→ **Work order**: Reproduce the records that follow in full, excluding any picture they contain.

→ **Exercise inputs**:
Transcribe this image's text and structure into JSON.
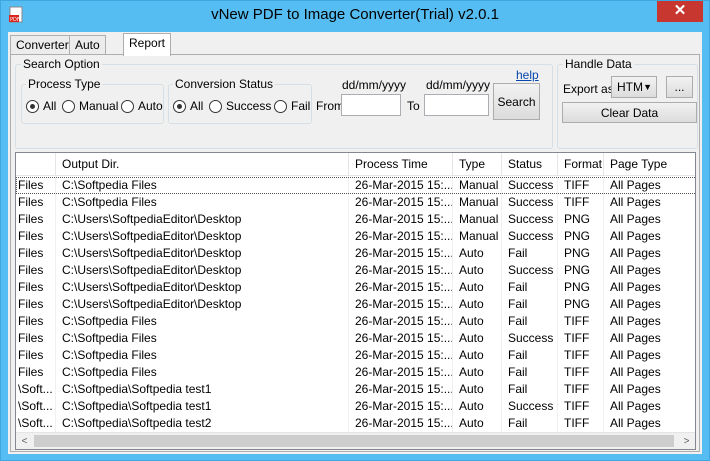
{
  "window": {
    "title": "vNew PDF to Image Converter(Trial) v2.0.1",
    "close_glyph": "✕"
  },
  "tabs": [
    "Converter",
    "Auto Job",
    "Report"
  ],
  "active_tab": "Report",
  "search": {
    "group_label": "Search Option",
    "help_link": "help",
    "process_type": {
      "label": "Process Type",
      "options": [
        "All",
        "Manual",
        "Auto"
      ],
      "selected": "All"
    },
    "conversion_status": {
      "label": "Conversion Status",
      "options": [
        "All",
        "Success",
        "Fail"
      ],
      "selected": "All"
    },
    "date_format_from": "dd/mm/yyyy",
    "date_format_to": "dd/mm/yyyy",
    "from_label": "From",
    "to_label": "To",
    "from_value": "",
    "to_value": "",
    "search_button": "Search"
  },
  "handle": {
    "group_label": "Handle Data",
    "export_label": "Export as",
    "export_value": "HTM",
    "browse_button": "...",
    "clear_button": "Clear Data"
  },
  "grid": {
    "columns": [
      "",
      "Output Dir.",
      "Process Time",
      "Type",
      "Status",
      "Format",
      "Page Type"
    ],
    "rows": [
      [
        "Files",
        "C:\\Softpedia Files",
        "26-Mar-2015 15:...",
        "Manual",
        "Success",
        "TIFF",
        "All Pages"
      ],
      [
        "Files",
        "C:\\Softpedia Files",
        "26-Mar-2015 15:...",
        "Manual",
        "Success",
        "TIFF",
        "All Pages"
      ],
      [
        "Files",
        "C:\\Users\\SoftpediaEditor\\Desktop",
        "26-Mar-2015 15:...",
        "Manual",
        "Success",
        "PNG",
        "All Pages"
      ],
      [
        "Files",
        "C:\\Users\\SoftpediaEditor\\Desktop",
        "26-Mar-2015 15:...",
        "Manual",
        "Success",
        "PNG",
        "All Pages"
      ],
      [
        "Files",
        "C:\\Users\\SoftpediaEditor\\Desktop",
        "26-Mar-2015 15:...",
        "Auto",
        "Fail",
        "PNG",
        "All Pages"
      ],
      [
        "Files",
        "C:\\Users\\SoftpediaEditor\\Desktop",
        "26-Mar-2015 15:...",
        "Auto",
        "Success",
        "PNG",
        "All Pages"
      ],
      [
        "Files",
        "C:\\Users\\SoftpediaEditor\\Desktop",
        "26-Mar-2015 15:...",
        "Auto",
        "Fail",
        "PNG",
        "All Pages"
      ],
      [
        "Files",
        "C:\\Users\\SoftpediaEditor\\Desktop",
        "26-Mar-2015 15:...",
        "Auto",
        "Fail",
        "PNG",
        "All Pages"
      ],
      [
        "Files",
        "C:\\Softpedia Files",
        "26-Mar-2015 15:...",
        "Auto",
        "Fail",
        "TIFF",
        "All Pages"
      ],
      [
        "Files",
        "C:\\Softpedia Files",
        "26-Mar-2015 15:...",
        "Auto",
        "Success",
        "TIFF",
        "All Pages"
      ],
      [
        "Files",
        "C:\\Softpedia Files",
        "26-Mar-2015 15:...",
        "Auto",
        "Fail",
        "TIFF",
        "All Pages"
      ],
      [
        "Files",
        "C:\\Softpedia Files",
        "26-Mar-2015 15:...",
        "Auto",
        "Fail",
        "TIFF",
        "All Pages"
      ],
      [
        "\\Soft...",
        "C:\\Softpedia\\Softpedia test1",
        "26-Mar-2015 15:...",
        "Auto",
        "Fail",
        "TIFF",
        "All Pages"
      ],
      [
        "\\Soft...",
        "C:\\Softpedia\\Softpedia test1",
        "26-Mar-2015 15:...",
        "Auto",
        "Success",
        "TIFF",
        "All Pages"
      ],
      [
        "\\Soft...",
        "C:\\Softpedia\\Softpedia test2",
        "26-Mar-2015 15:...",
        "Auto",
        "Fail",
        "TIFF",
        "All Pages"
      ],
      [
        "\\Soft...",
        "C:\\Softpedia\\Softpedia test2",
        "26-Mar-2015 15:...",
        "Auto",
        "Success",
        "TIFF",
        "All Pages"
      ]
    ]
  },
  "scroll": {
    "left": "<",
    "right": ">"
  },
  "colors": {
    "titlebar": "#56bdf2",
    "close": "#c7372f",
    "link": "#0645ad"
  }
}
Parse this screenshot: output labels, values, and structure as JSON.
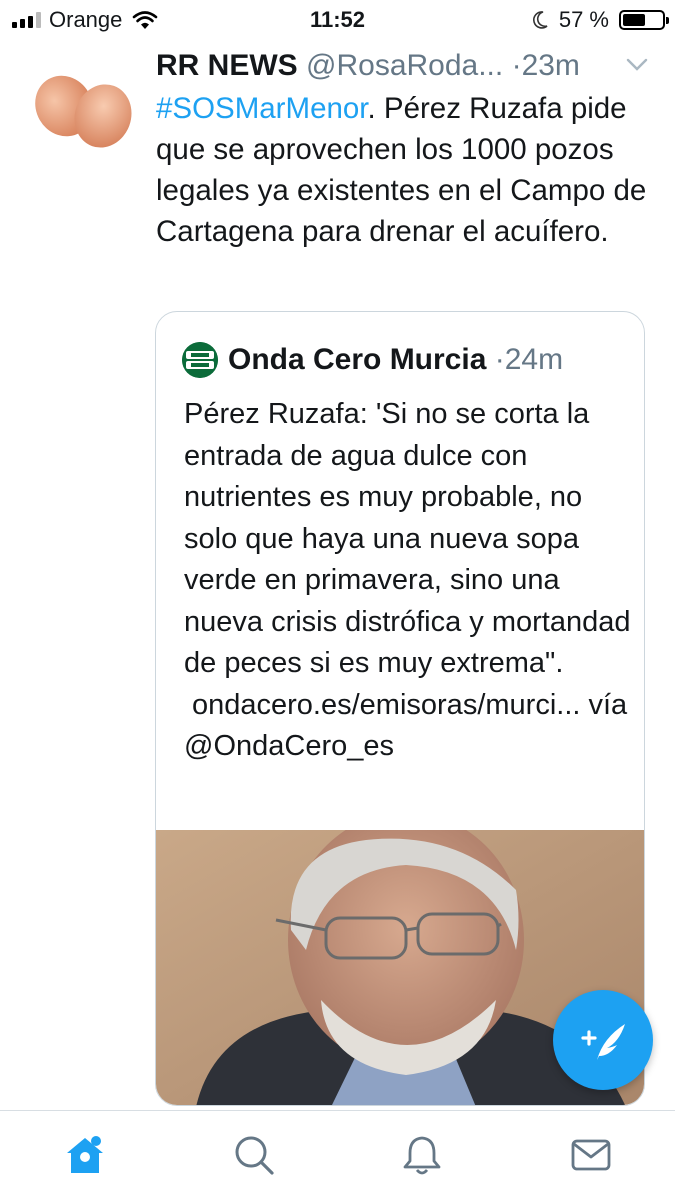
{
  "status_bar": {
    "carrier": "Orange",
    "time": "11:52",
    "battery": "57 %",
    "battery_level": 0.57,
    "icons": [
      "signal-icon",
      "wifi-icon",
      "moon-icon",
      "battery-icon"
    ]
  },
  "tweet": {
    "name": "RR NEWS",
    "handle": "@RosaRoda...",
    "separator": " ·",
    "time": "23m",
    "hashtag": "#SOSMarMenor",
    "text": ". Pérez Ruzafa pide que se aprovechen los 1000 pozos legales ya existentes en el Campo de Cartagena para drenar el acuífero."
  },
  "quote": {
    "name": "Onda Cero Murcia",
    "separator": "·",
    "time": "24m",
    "text": "Pérez Ruzafa: 'Si no se corta la entrada de agua dulce con nutrientes es muy probable, no solo que haya una nueva sopa verde en primavera, sino una nueva crisis distrófica y mortandad de peces si es muy extrema\".",
    "link": "ondacero.es/emisoras/murci... vía @OndaCero_es"
  },
  "tabs": [
    {
      "name": "home",
      "icon": "home-icon"
    },
    {
      "name": "search",
      "icon": "search-icon"
    },
    {
      "name": "notifications",
      "icon": "bell-icon"
    },
    {
      "name": "messages",
      "icon": "mail-icon"
    }
  ],
  "colors": {
    "accent": "#1da1f2",
    "secondary_text": "#657786",
    "border": "#ccd6dd"
  }
}
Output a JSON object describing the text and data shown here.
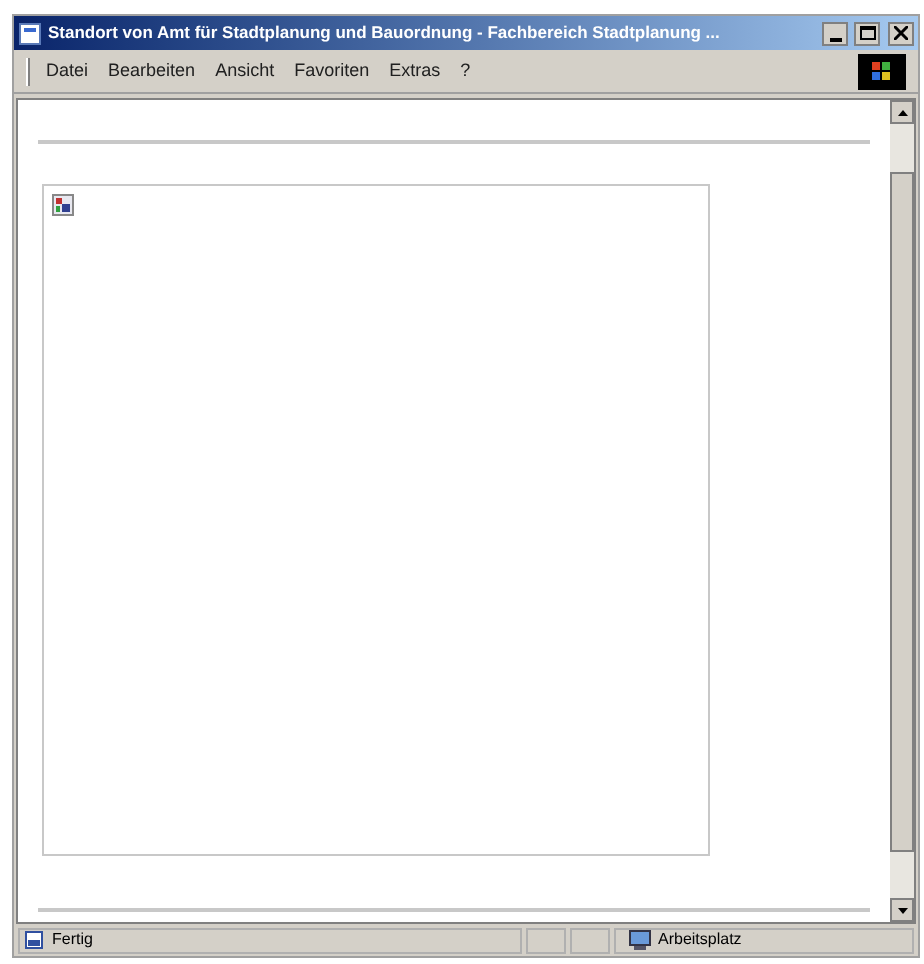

→ **Your response**:
Transcribe this image's text and structure into JSON.
{
  "window": {
    "title": "vNew PDF to Image Converter(Trial) v2.0.1",
    "close_glyph": "✕"
  },
  "tabs": [
    "Converter",
    "Auto Job",
    "Report"
  ],
  "active_tab": "Report",
  "search": {
    "group_label": "Search Option",
    "help_link": "help",
    "process_type": {
      "label": "Process Type",
      "options": [
        "All",
        "Manual",
        "Auto"
      ],
      "selected": "All"
    },
    "conversion_status": {
      "label": "Conversion Status",
      "options": [
        "All",
        "Success",
        "Fail"
      ],
      "selected": "All"
    },
    "date_format_from": "dd/mm/yyyy",
    "date_format_to": "dd/mm/yyyy",
    "from_label": "From",
    "to_label": "To",
    "from_value": "",
    "to_value": "",
    "search_button": "Search"
  },
  "handle": {
    "group_label": "Handle Data",
    "export_label": "Export as",
    "export_value": "HTM",
    "browse_button": "...",
    "clear_button": "Clear Data"
  },
  "grid": {
    "columns": [
      "",
      "Output Dir.",
      "Process Time",
      "Type",
      "Status",
      "Format",
      "Page Type"
    ],
    "rows": [
      [
        "Files",
        "C:\\Softpedia Files",
        "26-Mar-2015 15:...",
        "Manual",
        "Success",
        "TIFF",
        "All Pages"
      ],
      [
        "Files",
        "C:\\Softpedia Files",
        "26-Mar-2015 15:...",
        "Manual",
        "Success",
        "TIFF",
        "All Pages"
      ],
      [
        "Files",
        "C:\\Users\\SoftpediaEditor\\Desktop",
        "26-Mar-2015 15:...",
        "Manual",
        "Success",
        "PNG",
        "All Pages"
      ],
      [
        "Files",
        "C:\\Users\\SoftpediaEditor\\Desktop",
        "26-Mar-2015 15:...",
        "Manual",
        "Success",
        "PNG",
        "All Pages"
      ],
      [
        "Files",
        "C:\\Users\\SoftpediaEditor\\Desktop",
        "26-Mar-2015 15:...",
        "Auto",
        "Fail",
        "PNG",
        "All Pages"
      ],
      [
        "Files",
        "C:\\Users\\SoftpediaEditor\\Desktop",
        "26-Mar-2015 15:...",
        "Auto",
        "Success",
        "PNG",
        "All Pages"
      ],
      [
        "Files",
        "C:\\Users\\SoftpediaEditor\\Desktop",
        "26-Mar-2015 15:...",
        "Auto",
        "Fail",
        "PNG",
        "All Pages"
      ],
      [
        "Files",
        "C:\\Users\\SoftpediaEditor\\Desktop",
        "26-Mar-2015 15:...",
        "Auto",
        "Fail",
        "PNG",
        "All Pages"
      ],
      [
        "Files",
        "C:\\Softpedia Files",
        "26-Mar-2015 15:...",
        "Auto",
        "Fail",
        "TIFF",
        "All Pages"
      ],
      [
        "Files",
        "C:\\Softpedia Files",
        "26-Mar-2015 15:...",
        "Auto",
        "Success",
        "TIFF",
        "All Pages"
      ],
      [
        "Files",
        "C:\\Softpedia Files",
        "26-Mar-2015 15:...",
        "Auto",
        "Fail",
        "TIFF",
        "All Pages"
      ],
      [
        "Files",
        "C:\\Softpedia Files",
        "26-Mar-2015 15:...",
        "Auto",
        "Fail",
        "TIFF",
        "All Pages"
      ],
      [
        "\\Soft...",
        "C:\\Softpedia\\Softpedia test1",
        "26-Mar-2015 15:...",
        "Auto",
        "Fail",
        "TIFF",
        "All Pages"
      ],
      [
        "\\Soft...",
        "C:\\Softpedia\\Softpedia test1",
        "26-Mar-2015 15:...",
        "Auto",
        "Success",
        "TIFF",
        "All Pages"
      ],
      [
        "\\Soft...",
        "C:\\Softpedia\\Softpedia test2",
        "26-Mar-2015 15:...",
        "Auto",
        "Fail",
        "TIFF",
        "All Pages"
      ],
      [
        "\\Soft...",
        "C:\\Softpedia\\Softpedia test2",
        "26-Mar-2015 15:...",
        "Auto",
        "Success",
        "TIFF",
        "All Pages"
      ]
    ]
  },
  "scroll": {
    "left": "<",
    "right": ">"
  },
  "colors": {
    "titlebar": "#56bdf2",
    "close": "#c7372f",
    "link": "#0645ad"
  }
}
Parse this screenshot: output labels, values, and structure as JSON.
{
  "status_bar": {
    "carrier": "Orange",
    "time": "11:52",
    "battery": "57 %",
    "battery_level": 0.57,
    "icons": [
      "signal-icon",
      "wifi-icon",
      "moon-icon",
      "battery-icon"
    ]
  },
  "tweet": {
    "name": "RR NEWS",
    "handle": "@RosaRoda...",
    "separator": " ·",
    "time": "23m",
    "hashtag": "#SOSMarMenor",
    "text": ". Pérez Ruzafa pide que se aprovechen los 1000 pozos legales ya existentes en el Campo de Cartagena para drenar el acuífero."
  },
  "quote": {
    "name": "Onda Cero Murcia",
    "separator": "·",
    "time": "24m",
    "text": "Pérez Ruzafa: 'Si no se corta la entrada de agua dulce con nutrientes es muy probable, no solo que haya una nueva sopa verde en primavera, sino una nueva crisis distrófica y mortandad de peces si es muy extrema\".",
    "link": "ondacero.es/emisoras/murci... vía @OndaCero_es"
  },
  "tabs": [
    {
      "name": "home",
      "icon": "home-icon"
    },
    {
      "name": "search",
      "icon": "search-icon"
    },
    {
      "name": "notifications",
      "icon": "bell-icon"
    },
    {
      "name": "messages",
      "icon": "mail-icon"
    }
  ],
  "colors": {
    "accent": "#1da1f2",
    "secondary_text": "#657786",
    "border": "#ccd6dd"
  }
}
Output a JSON object describing the text and data shown here.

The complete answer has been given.